    Typical view of people that want to see the “ugly” in people. Not that classism does not exist. But it exists in many aspects of life. Anyone can be a snob and make comments about someone’s sneaker brand or make fun of them using coupons at dinner or that they don’t live in an affluent neighborhood. Stop making it sound like minorities can’t participate. They can and many people welcome any and all newcomers and are just excited that people are out in nature enjoying the surroundings.

    At the gym I go to we see all sorts of people in all sorts of areas of health. I see obese people and others with canes. Nobody cares. There are lots of smiles and encouragement to those who don’t “fit” the gym narrative. Again, we are just happy people have made a decision for health and to move their bodies. If anyone is making fun of them…..well, they are just an insecure, critical person in general.
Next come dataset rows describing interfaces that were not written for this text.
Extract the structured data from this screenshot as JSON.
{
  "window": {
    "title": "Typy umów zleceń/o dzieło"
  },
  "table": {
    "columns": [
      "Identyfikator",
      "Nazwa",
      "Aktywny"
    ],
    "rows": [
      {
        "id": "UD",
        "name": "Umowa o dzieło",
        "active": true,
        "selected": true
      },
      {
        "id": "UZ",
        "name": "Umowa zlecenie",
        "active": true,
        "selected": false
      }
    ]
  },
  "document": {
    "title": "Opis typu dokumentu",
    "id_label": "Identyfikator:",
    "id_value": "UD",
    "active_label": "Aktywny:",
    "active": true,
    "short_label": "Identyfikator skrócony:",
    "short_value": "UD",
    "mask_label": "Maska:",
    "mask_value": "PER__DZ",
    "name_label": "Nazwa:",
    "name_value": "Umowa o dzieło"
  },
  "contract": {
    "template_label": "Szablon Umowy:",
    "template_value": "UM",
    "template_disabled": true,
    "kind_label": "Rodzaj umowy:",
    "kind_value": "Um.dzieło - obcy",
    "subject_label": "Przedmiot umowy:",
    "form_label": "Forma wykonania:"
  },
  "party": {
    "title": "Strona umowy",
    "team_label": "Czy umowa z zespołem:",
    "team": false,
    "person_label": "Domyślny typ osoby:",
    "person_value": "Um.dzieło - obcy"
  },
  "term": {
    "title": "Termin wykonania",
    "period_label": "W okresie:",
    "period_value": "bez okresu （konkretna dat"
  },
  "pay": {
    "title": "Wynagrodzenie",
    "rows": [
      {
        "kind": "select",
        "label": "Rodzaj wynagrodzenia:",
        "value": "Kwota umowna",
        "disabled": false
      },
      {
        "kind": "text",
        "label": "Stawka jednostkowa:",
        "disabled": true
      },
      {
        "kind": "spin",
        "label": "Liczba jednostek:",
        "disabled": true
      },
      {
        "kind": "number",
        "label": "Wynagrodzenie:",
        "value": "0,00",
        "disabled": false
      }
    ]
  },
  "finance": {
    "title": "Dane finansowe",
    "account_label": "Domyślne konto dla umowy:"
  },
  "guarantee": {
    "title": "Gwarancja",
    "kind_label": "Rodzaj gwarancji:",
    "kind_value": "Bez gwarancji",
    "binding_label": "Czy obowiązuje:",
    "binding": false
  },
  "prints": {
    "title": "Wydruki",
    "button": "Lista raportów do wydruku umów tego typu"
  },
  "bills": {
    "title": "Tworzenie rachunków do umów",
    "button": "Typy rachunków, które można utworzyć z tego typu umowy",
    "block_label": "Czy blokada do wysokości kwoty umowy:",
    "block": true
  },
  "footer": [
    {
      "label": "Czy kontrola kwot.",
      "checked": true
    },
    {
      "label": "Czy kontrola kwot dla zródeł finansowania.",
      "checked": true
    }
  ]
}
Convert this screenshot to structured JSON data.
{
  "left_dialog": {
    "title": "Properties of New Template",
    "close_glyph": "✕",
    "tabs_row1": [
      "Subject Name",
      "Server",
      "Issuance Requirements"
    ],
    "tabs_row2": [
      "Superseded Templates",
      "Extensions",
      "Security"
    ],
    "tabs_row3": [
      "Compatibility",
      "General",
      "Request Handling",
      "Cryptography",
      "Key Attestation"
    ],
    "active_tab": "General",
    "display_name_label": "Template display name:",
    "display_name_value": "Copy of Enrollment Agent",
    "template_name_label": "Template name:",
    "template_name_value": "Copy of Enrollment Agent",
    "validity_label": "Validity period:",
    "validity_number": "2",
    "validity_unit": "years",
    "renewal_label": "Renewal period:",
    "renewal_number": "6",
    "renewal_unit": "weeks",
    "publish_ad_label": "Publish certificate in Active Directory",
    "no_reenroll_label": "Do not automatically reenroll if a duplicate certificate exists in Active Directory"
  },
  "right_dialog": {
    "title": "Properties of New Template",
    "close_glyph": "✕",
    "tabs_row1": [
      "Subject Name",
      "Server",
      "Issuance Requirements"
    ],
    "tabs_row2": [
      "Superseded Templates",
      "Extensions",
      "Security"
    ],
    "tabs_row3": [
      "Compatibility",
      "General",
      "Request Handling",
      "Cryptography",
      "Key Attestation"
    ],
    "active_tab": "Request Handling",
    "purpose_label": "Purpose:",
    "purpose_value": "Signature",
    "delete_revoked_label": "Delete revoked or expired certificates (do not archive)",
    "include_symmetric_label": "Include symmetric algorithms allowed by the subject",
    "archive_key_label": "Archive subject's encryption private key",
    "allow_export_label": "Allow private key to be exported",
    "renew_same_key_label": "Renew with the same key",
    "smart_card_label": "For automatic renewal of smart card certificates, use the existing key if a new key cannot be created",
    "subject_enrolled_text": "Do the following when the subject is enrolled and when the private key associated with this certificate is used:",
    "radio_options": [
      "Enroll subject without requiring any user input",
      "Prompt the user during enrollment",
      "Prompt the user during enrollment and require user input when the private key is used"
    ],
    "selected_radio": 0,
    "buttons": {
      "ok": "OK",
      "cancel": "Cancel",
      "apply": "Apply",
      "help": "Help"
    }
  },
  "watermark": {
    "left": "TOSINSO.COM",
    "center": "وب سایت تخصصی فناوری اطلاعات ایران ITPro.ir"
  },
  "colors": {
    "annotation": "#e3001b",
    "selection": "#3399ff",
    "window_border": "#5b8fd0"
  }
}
    So, if you are finding these negative critical people in the hills of Colorado…..I just suggest you stay away from them. They will rot in their own venom eventually.